What the US itself needs to be careful on is that Navarro’s extremist views can carry serious implications for its economic prospects. He is known to air some harsh anti-China sentiments in recent times: “The Chinese government is a despicable, parasitic, brutal, callous, amoral, ruthless and totally totalitarian regime that reigns over the world’s leading cancer factory, its most prolific propaganda mill and the biggest police state and prison on the face of the earth.” He has also written a number of extremely anti-China books including “Death by China” and “Crouching Tiger: What China’s Militarism Means for the World”. The Harvard educated hardliner accuses “a cheating China” responsible for destroying both American factories and lives by flooding the USA with illegally subsidised and “contaminated, defective and cancerous” exports.

In a 2012 film documentary based on the book Death by China, Navarro blames Beijing for the loss of 57,000 American Industrial manufacturing plants and 25 Million American workers jobs. “Help defend America and protect your family - don’t buy made in China,” he tells viewers in an introduction to the 80 minute film, which is narrated by Martin Sheen. Navarro, who has also dubbed China a “global pollution factory” and “disease incubator”, made no secret of his distaste for its rulers during Trump’s election campaign. So where will all this lead to if in the coming days he tries to now put his actions where his mouth has been? Given the rebound of oil prices and a full employment the U.S. enjoys, the inflation in the US is likely to increase steadily in the coming days. Most of U.S. inflation indicators have been at or above the average level in 20 years. One of the key drivers for CPI increases is the base effect caused by increasing oil prices. Couple this with rising interest rates in the US in-turn leading to a stronger US Dollar and what you have is a recipe that is its own worst enemy. A stronger US Dollar will nullify any short-term advantage that may have been gained by US manufacturers through protectionist policies or straight tariff increases being proposed by the Trump administration. In the process leaving the US consumers to bear the brunt of resultant inflation. What Mr. Trump and his team need to understand is that shoring up manufacturing is a slow long-term process and entails a holistic approach. More importantly, it is about striking the right equilibrium between strengthening domestic manufacturing versus consumers’ interests. And for this reason alone, U.S. will be better off choosing to partner and not fight China in managing its goals on bilateral trade with China.

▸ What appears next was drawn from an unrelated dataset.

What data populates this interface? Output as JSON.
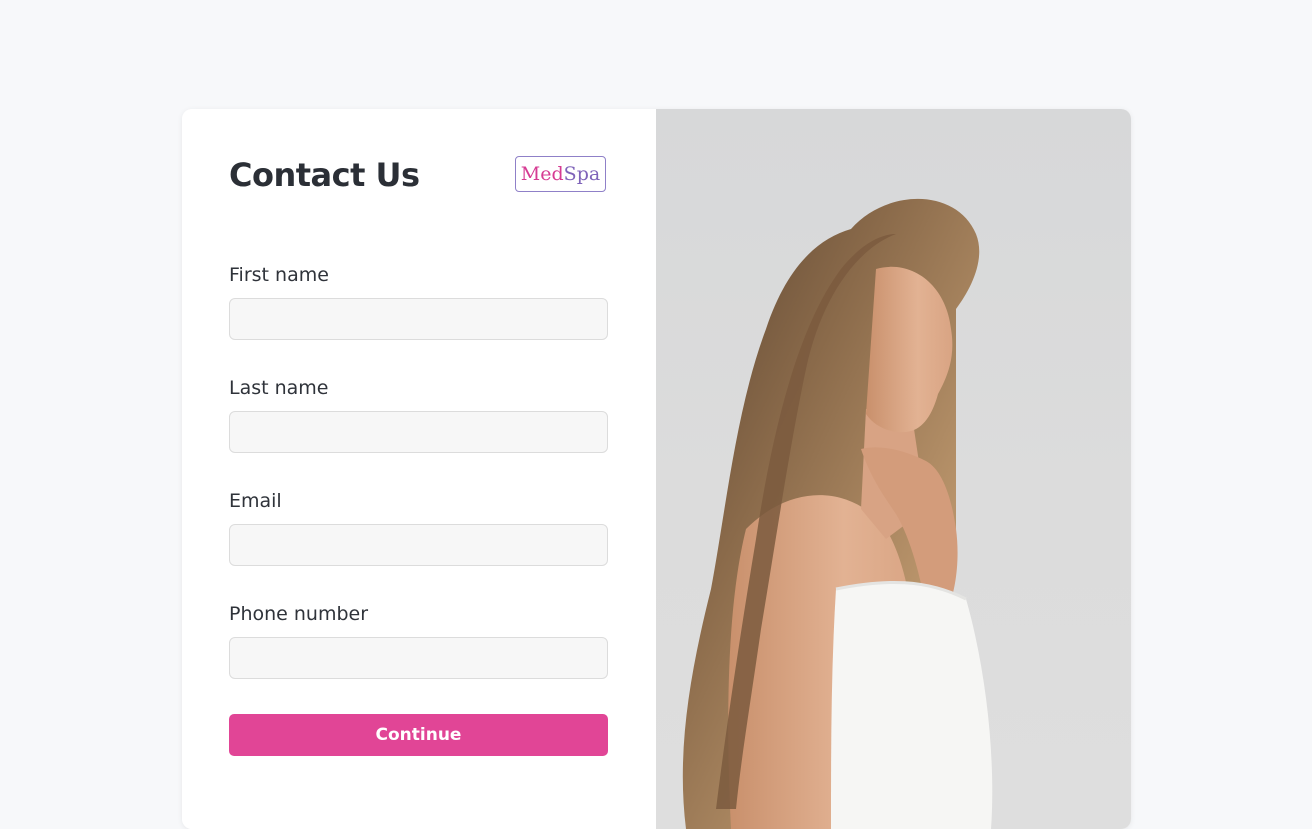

Like it or not, China is the new economic global power. Moreover, it is a responsible superpower, which in a very turbulent period for global trade is talking about inclusiveness instead of isolation or protectionism. Over the past 15 years, China has made great contributions to the WTO’s multilateral trading system as well as to global economic growth. According to WTO Deputy Director General David Shark, since its WTO accession, China has significantly increased national income, made great progress in poverty relief, influenced economic growth in many regions, and made vital contributions to raise incomes and living standards globally. Any country desirous of making sustainable economic gains today must constructively engage China. Despite the weak global economic recovery (post 2008) and flagging growth of global trade and investment, China has seen a steady growth of foreign investment. The Chinese economy has maintained a stable economic growth, upgraded the structure of industry, promoted transformation and upgrading of consumption and enhanced investment environment. Its new “one belt-one road” vision is about uniting more than 65 countries to seek common progress by reinforcing coordination and collaboration in security areas, pursuing interconnected development, advancing common production capacities, exploring cooperation on innovation, improving regional financing mechanisms and solidifying the foundation of ties by promoting cultural and people-to-people exchanges. Election time in the U.S. is over and now it is time to do business in the real world, for which Mr. Trump and Mr. Navarro will be well advised to take a leaf out of the Chinese book on approach to trade!